Task requirements -> Write the data out again exactly, dropping any images it holds.

Input material ->
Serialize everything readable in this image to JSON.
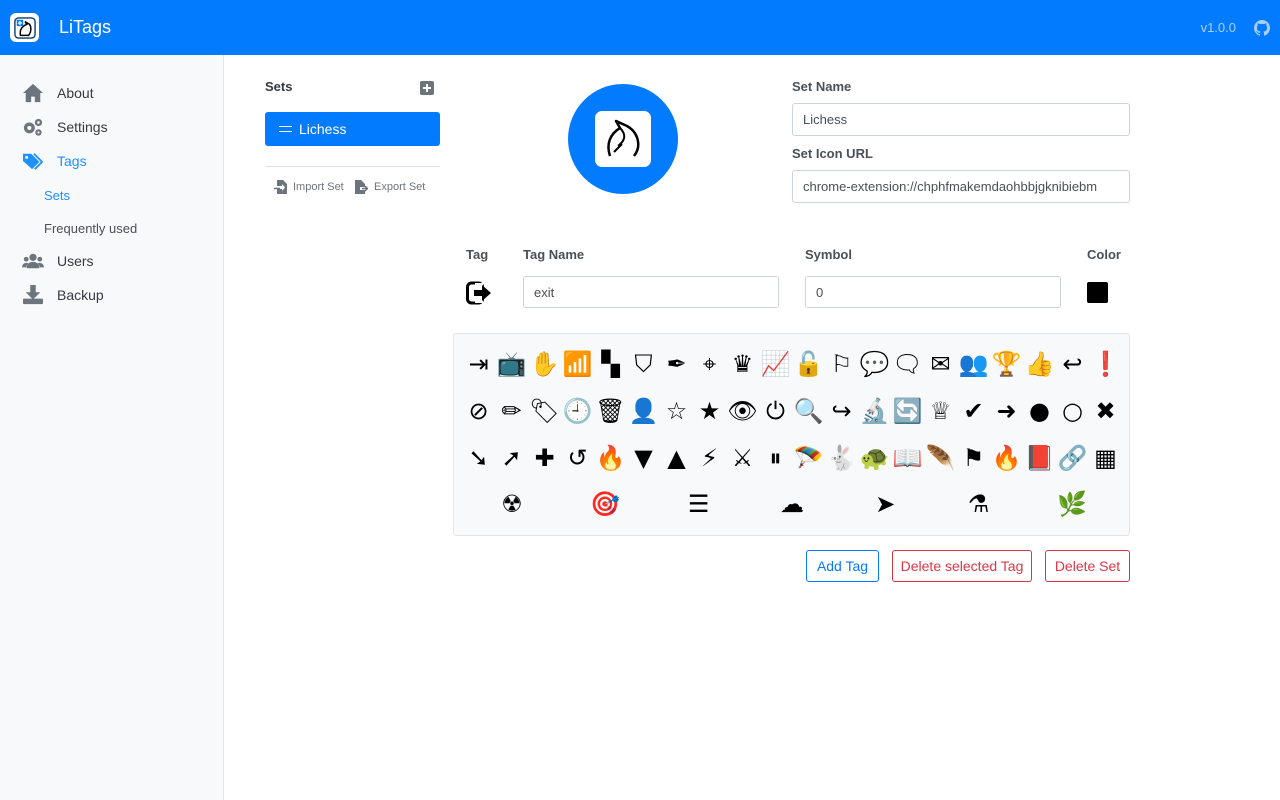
{
  "app": {
    "title": "LiTags",
    "version": "v1.0.0"
  },
  "sidebar": {
    "items": [
      {
        "label": "About",
        "icon": "home-icon"
      },
      {
        "label": "Settings",
        "icon": "gears-icon"
      },
      {
        "label": "Tags",
        "icon": "tags-icon"
      },
      {
        "label": "Users",
        "icon": "users-icon"
      },
      {
        "label": "Backup",
        "icon": "download-icon"
      }
    ],
    "sub_items": [
      {
        "label": "Sets"
      },
      {
        "label": "Frequently used"
      }
    ],
    "active_color": "#1e90ff"
  },
  "sets": {
    "heading": "Sets",
    "items": [
      {
        "label": "Lichess"
      }
    ],
    "import_label": "Import Set",
    "export_label": "Export Set"
  },
  "set_form": {
    "name_label": "Set Name",
    "name_value": "Lichess",
    "icon_url_label": "Set Icon URL",
    "icon_url_value": "chrome-extension://chphfmakemdaohbbjgknibiebm"
  },
  "tag_form": {
    "tag_label": "Tag",
    "name_label": "Tag Name",
    "name_value": "exit",
    "symbol_label": "Symbol",
    "symbol_value": "0",
    "color_label": "Color",
    "color_value": "#000000"
  },
  "icon_rows": [
    [
      "exit-icon",
      "tv-icon",
      "hand-icon",
      "rss-icon",
      "chessboard-icon",
      "shield-icon",
      "quill-icon",
      "crosshair-icon",
      "crown-icon",
      "chart-icon",
      "unlock-icon",
      "flag-outline-icon",
      "chat-icon",
      "chats-icon",
      "envelope-icon",
      "users-icon",
      "trophy-icon",
      "thumbs-up-icon",
      "reply-icon",
      "exclamation-icon"
    ],
    [
      "ban-icon",
      "pencil-icon",
      "tag-icon",
      "clock-icon",
      "trash-icon",
      "user-icon",
      "star-outline-icon",
      "star-icon",
      "eye-icon",
      "power-icon",
      "search-icon",
      "share-icon",
      "microscope-icon",
      "sync-icon",
      "queen-icon",
      "check-icon",
      "sign-in-icon",
      "circle-filled-icon",
      "circle-outline-icon",
      "close-icon"
    ],
    [
      "arrow-down-right-icon",
      "arrow-up-right-icon",
      "plus-square-icon",
      "undo-icon",
      "flame-icon",
      "caret-down-icon",
      "caret-up-icon",
      "lightning-icon",
      "swords-icon",
      "pause-icon",
      "parachute-icon",
      "rabbit-icon",
      "turtle-icon",
      "book-icon",
      "feather-icon",
      "flag-icon",
      "fire-icon",
      "book-closed-icon",
      "link-icon",
      "grid-icon"
    ],
    [
      "nuke-icon",
      "target-icon",
      "layers-icon",
      "cloud-upload-icon",
      "cursor-icon",
      "bong-icon",
      "cannabis-icon"
    ]
  ],
  "icon_glyphs": [
    [
      "⇥",
      "📺",
      "✋",
      "📶",
      "▚",
      "⛉",
      "✒",
      "⌖",
      "♛",
      "📈",
      "🔓",
      "⚐",
      "💬",
      "🗨",
      "✉",
      "👥",
      "🏆",
      "👍",
      "↩",
      "❗"
    ],
    [
      "⊘",
      "✏",
      "🏷",
      "🕘",
      "🗑",
      "👤",
      "☆",
      "★",
      "👁",
      "⏻",
      "🔍",
      "↪",
      "🔬",
      "🔄",
      "♕",
      "✔",
      "➜",
      "●",
      "○",
      "✖"
    ],
    [
      "➘",
      "➚",
      "✚",
      "↺",
      "🔥",
      "▼",
      "▲",
      "⚡",
      "⚔",
      "⏸",
      "🪂",
      "🐇",
      "🐢",
      "📖",
      "🪶",
      "⚑",
      "🔥",
      "📕",
      "🔗",
      "▦"
    ],
    [
      "☢",
      "🎯",
      "☰",
      "☁",
      "➤",
      "⚗",
      "🌿"
    ]
  ],
  "buttons": {
    "add_tag": "Add Tag",
    "delete_tag": "Delete selected Tag",
    "delete_set": "Delete Set"
  },
  "colors": {
    "brand": "#037bff",
    "danger": "#dc3545"
  }
}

Task response ->
Serialize everything readable in this image to JSON.
{
  "app": {
    "title": "LiTags",
    "version": "v1.0.0"
  },
  "sidebar": {
    "items": [
      {
        "label": "About",
        "icon": "home-icon"
      },
      {
        "label": "Settings",
        "icon": "gears-icon"
      },
      {
        "label": "Tags",
        "icon": "tags-icon"
      },
      {
        "label": "Users",
        "icon": "users-icon"
      },
      {
        "label": "Backup",
        "icon": "download-icon"
      }
    ],
    "sub_items": [
      {
        "label": "Sets"
      },
      {
        "label": "Frequently used"
      }
    ],
    "active_color": "#1e90ff"
  },
  "sets": {
    "heading": "Sets",
    "items": [
      {
        "label": "Lichess"
      }
    ],
    "import_label": "Import Set",
    "export_label": "Export Set"
  },
  "set_form": {
    "name_label": "Set Name",
    "name_value": "Lichess",
    "icon_url_label": "Set Icon URL",
    "icon_url_value": "chrome-extension://chphfmakemdaohbbjgknibiebm"
  },
  "tag_form": {
    "tag_label": "Tag",
    "name_label": "Tag Name",
    "name_value": "exit",
    "symbol_label": "Symbol",
    "symbol_value": "0",
    "color_label": "Color",
    "color_value": "#000000"
  },
  "icon_rows": [
    [
      "exit-icon",
      "tv-icon",
      "hand-icon",
      "rss-icon",
      "chessboard-icon",
      "shield-icon",
      "quill-icon",
      "crosshair-icon",
      "crown-icon",
      "chart-icon",
      "unlock-icon",
      "flag-outline-icon",
      "chat-icon",
      "chats-icon",
      "envelope-icon",
      "users-icon",
      "trophy-icon",
      "thumbs-up-icon",
      "reply-icon",
      "exclamation-icon"
    ],
    [
      "ban-icon",
      "pencil-icon",
      "tag-icon",
      "clock-icon",
      "trash-icon",
      "user-icon",
      "star-outline-icon",
      "star-icon",
      "eye-icon",
      "power-icon",
      "search-icon",
      "share-icon",
      "microscope-icon",
      "sync-icon",
      "queen-icon",
      "check-icon",
      "sign-in-icon",
      "circle-filled-icon",
      "circle-outline-icon",
      "close-icon"
    ],
    [
      "arrow-down-right-icon",
      "arrow-up-right-icon",
      "plus-square-icon",
      "undo-icon",
      "flame-icon",
      "caret-down-icon",
      "caret-up-icon",
      "lightning-icon",
      "swords-icon",
      "pause-icon",
      "parachute-icon",
      "rabbit-icon",
      "turtle-icon",
      "book-icon",
      "feather-icon",
      "flag-icon",
      "fire-icon",
      "book-closed-icon",
      "link-icon",
      "grid-icon"
    ],
    [
      "nuke-icon",
      "target-icon",
      "layers-icon",
      "cloud-upload-icon",
      "cursor-icon",
      "bong-icon",
      "cannabis-icon"
    ]
  ],
  "icon_glyphs": [
    [
      "⇥",
      "📺",
      "✋",
      "📶",
      "▚",
      "⛉",
      "✒",
      "⌖",
      "♛",
      "📈",
      "🔓",
      "⚐",
      "💬",
      "🗨",
      "✉",
      "👥",
      "🏆",
      "👍",
      "↩",
      "❗"
    ],
    [
      "⊘",
      "✏",
      "🏷",
      "🕘",
      "🗑",
      "👤",
      "☆",
      "★",
      "👁",
      "⏻",
      "🔍",
      "↪",
      "🔬",
      "🔄",
      "♕",
      "✔",
      "➜",
      "●",
      "○",
      "✖"
    ],
    [
      "➘",
      "➚",
      "✚",
      "↺",
      "🔥",
      "▼",
      "▲",
      "⚡",
      "⚔",
      "⏸",
      "🪂",
      "🐇",
      "🐢",
      "📖",
      "🪶",
      "⚑",
      "🔥",
      "📕",
      "🔗",
      "▦"
    ],
    [
      "☢",
      "🎯",
      "☰",
      "☁",
      "➤",
      "⚗",
      "🌿"
    ]
  ],
  "buttons": {
    "add_tag": "Add Tag",
    "delete_tag": "Delete selected Tag",
    "delete_set": "Delete Set"
  },
  "colors": {
    "brand": "#037bff",
    "danger": "#dc3545"
  }
}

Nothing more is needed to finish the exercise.